Your arsenal should include:
As soon as someone in your house shows symptoms, keep your distance from their coughs, sneezes, and objects they touch. Janse, who is a freelance writer and trade book editor in South Florida, says:
Hand Washing, Hand Washing, Hand Washing
The experts who talked to WebMD echo what you've heard before: Frequent hand washing is the single most effective way to prevent catching a communicable disease. Guidelines from the CDC recommend washing:
To wash properly:
The Antibacterial Soap Debate
Antibacterial soaps kill germs on contact while ordinary soap releases germs from the skin so they're washed down the drain or wiped off on towels. The jury is out on whether antibacterials, which now account for one-third of the soap market, are more effective against germs than soap and water. Manufacturers claim they are, but a recent CDC study of 224 households over a one-year period showed that antibacterial users were no healthier than soap users.

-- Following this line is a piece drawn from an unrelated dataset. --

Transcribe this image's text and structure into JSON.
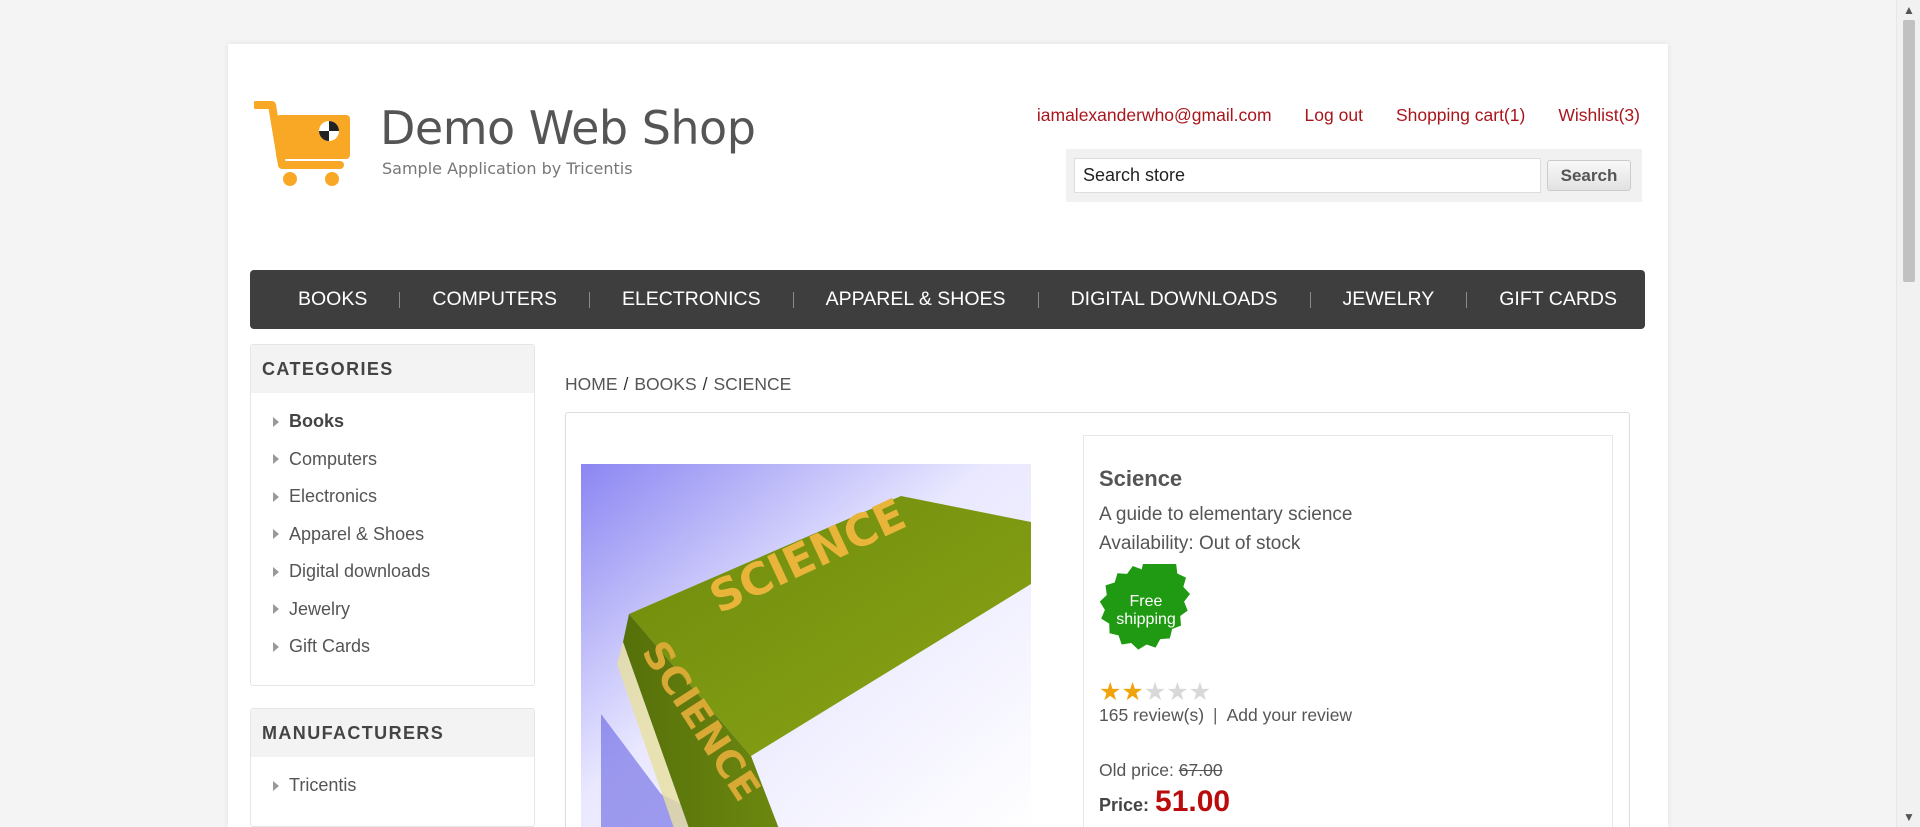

The jury is also out on whether overuse of antibacterials promotes development of super-germs resistant to antibiotics. The FDA will hold hearings to address both questions.
Every Day Is Wash Day
Containing illness is hard work. Janse advises washing towels, washcloths, pillows, and bedding daily. She also washes the stuffed animals that her 3-year-old twins clutch and cuddle.